Installing kustomize is straightforward, you can grab a release from GitHub or if you have a working Golang environment you should be able to do:

go get github.com/kubernetes-sigs/kustomize

With kustomize installed you are ready to use it, but first have a look at the available commands:

kustomize --help

Using kustomize to generate Kubernetes Manifests

While helm leveraged templates and override files, kustomize aims to stick to the Kubernetes API objects as is (i.e no templatization) and generate new objects using a kustomization.yaml file which declarativy defines the changes that need to happen to a given API resource (aka object).

In other terms, you write a patch that kustomize applies to your objects.

For instance, say you want to add labels to a resource. Instead of being imperative with kubectl label you can use a kustomize.yaml file and then build the new object.

Consider a pod.yaml like:

apiVersion: v1
kind: Pod
metadata:
  name: kusto
spec:
  containers:
  - name: kusto
    image: nginx

And a kustomization.yaml like:

commonLabels:
  super: blog
resources:
- pod.yaml

Then you can generate the new Pod object with:

$ kustomize build
apiVersion: v1
kind: Pod
metadata:
  labels:
    super: blog
  name: kusto
spec:
  containers:
  - image: nginx
    name: kusto

You have extracted the common pattern (i.e your basic Pod spec), and you have declaratively defined the customization (aka variant) of it.

Another quick example for the road. Say you wanted to upate the image version. You would use commonLabels like:

commonLabels:
  super: blog
imageTags:
  - name: nginx
    newTag: 1.8.0
resources:
- pod.yaml

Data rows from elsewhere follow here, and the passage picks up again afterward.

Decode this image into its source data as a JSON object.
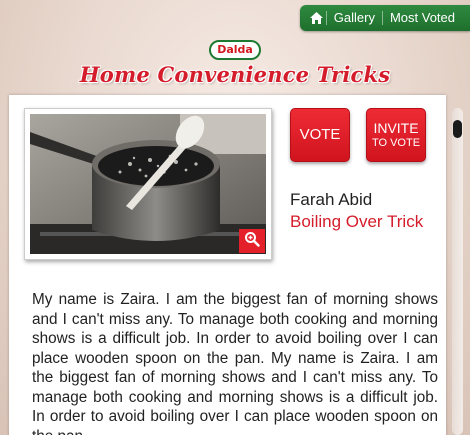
{
  "nav": {
    "home_icon": "home-icon",
    "items": [
      "Gallery",
      "Most Voted"
    ]
  },
  "brand": {
    "logo_text": "Dalda",
    "site_title": "Home Convenience Tricks"
  },
  "entry": {
    "image_desc_icon": "zoom-icon",
    "vote_label": "VOTE",
    "invite_label_line1": "INVITE",
    "invite_label_line2": "TO VOTE",
    "author": "Farah Abid",
    "trick_title": "Boiling Over Trick",
    "story": "My name is Zaira. I am the biggest fan of morning shows and I can't miss any. To manage both cooking and morning shows is a difficult job. In order to avoid boiling over I can place wooden spoon on the pan. My name is Zaira. I am the biggest fan of morning shows and I can't miss any. To manage both cooking and morning shows is a difficult job. In order to avoid boiling over I can place wooden spoon on the pan."
  },
  "colors": {
    "nav_green": "#1e6f2d",
    "brand_red": "#d51c2b",
    "button_red": "#e4202b"
  }
}
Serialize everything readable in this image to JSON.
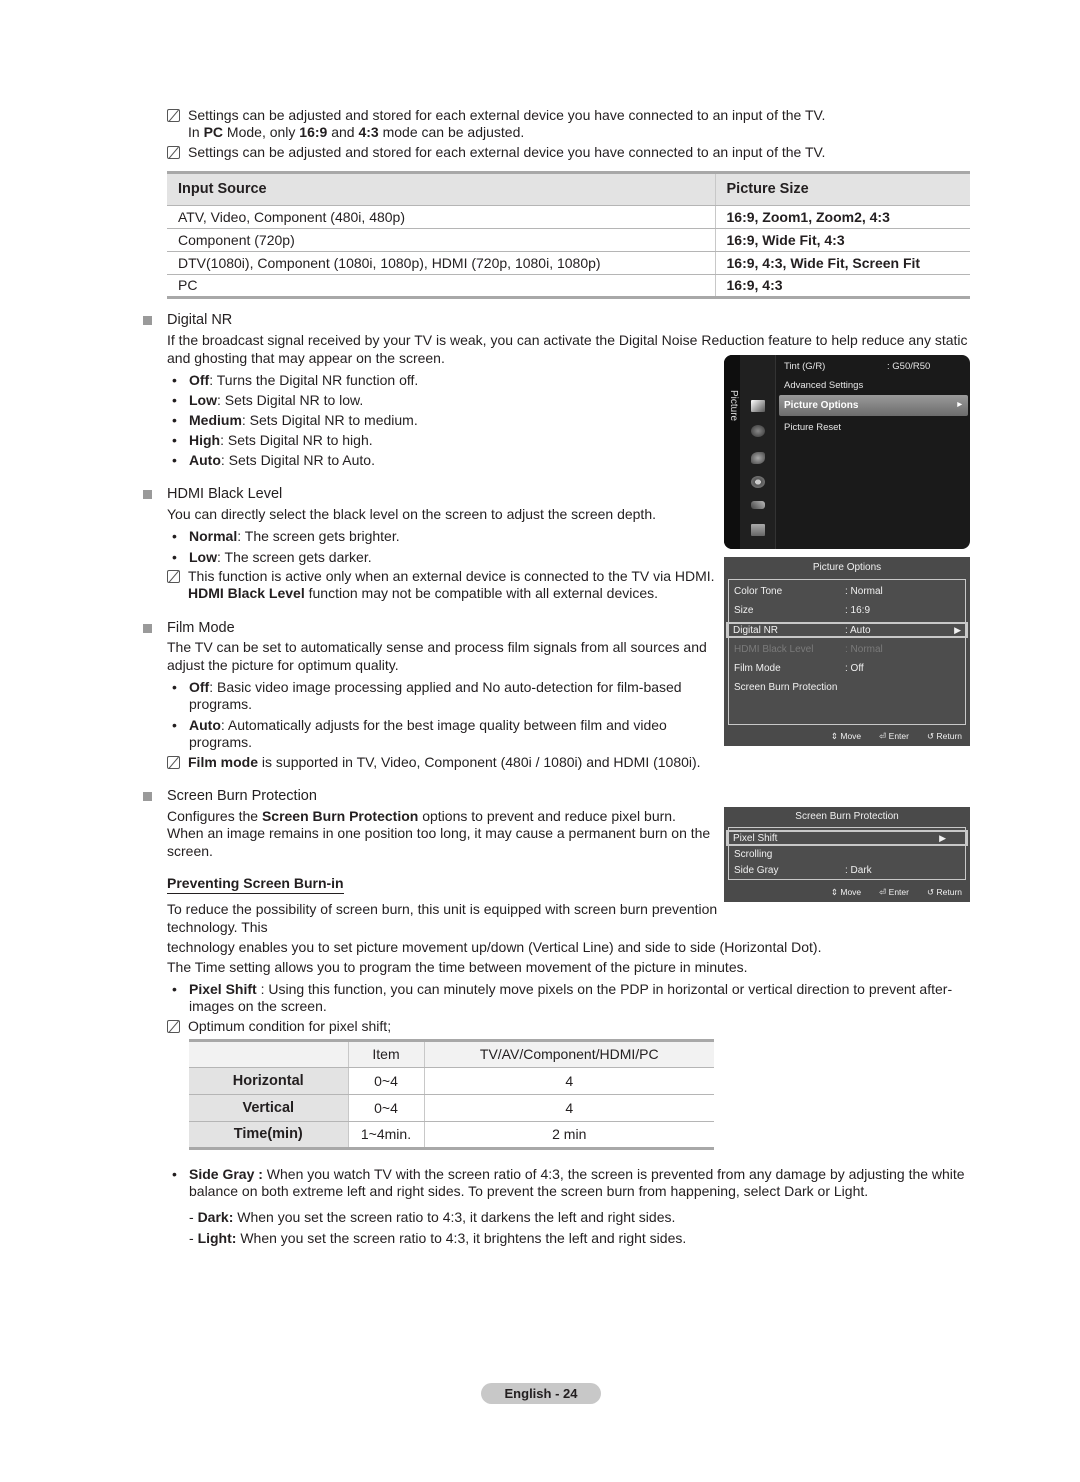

And this would render:

apiVersion: v1
kind: Pod
metadata:
  labels:
    super: blog
  name: kusto
spec:
  containers:
  - image: nginx:1.8.0
    name: kusto

So clearly kustomize also has a bit of his own “API/DSL” but you can avoid that with patches.

That’s all for now, I hope you learned something new. I definitely believe it is worth having a look at kustomize . Personally, I now keep all my manifests in version control and operate on them via PR. I do not templatize them and I trigger updates in my cluster by running a kubectl apply at the end of my build pipeline.

My dirty secret is that I have some sed in there, but now I will move to kustomize.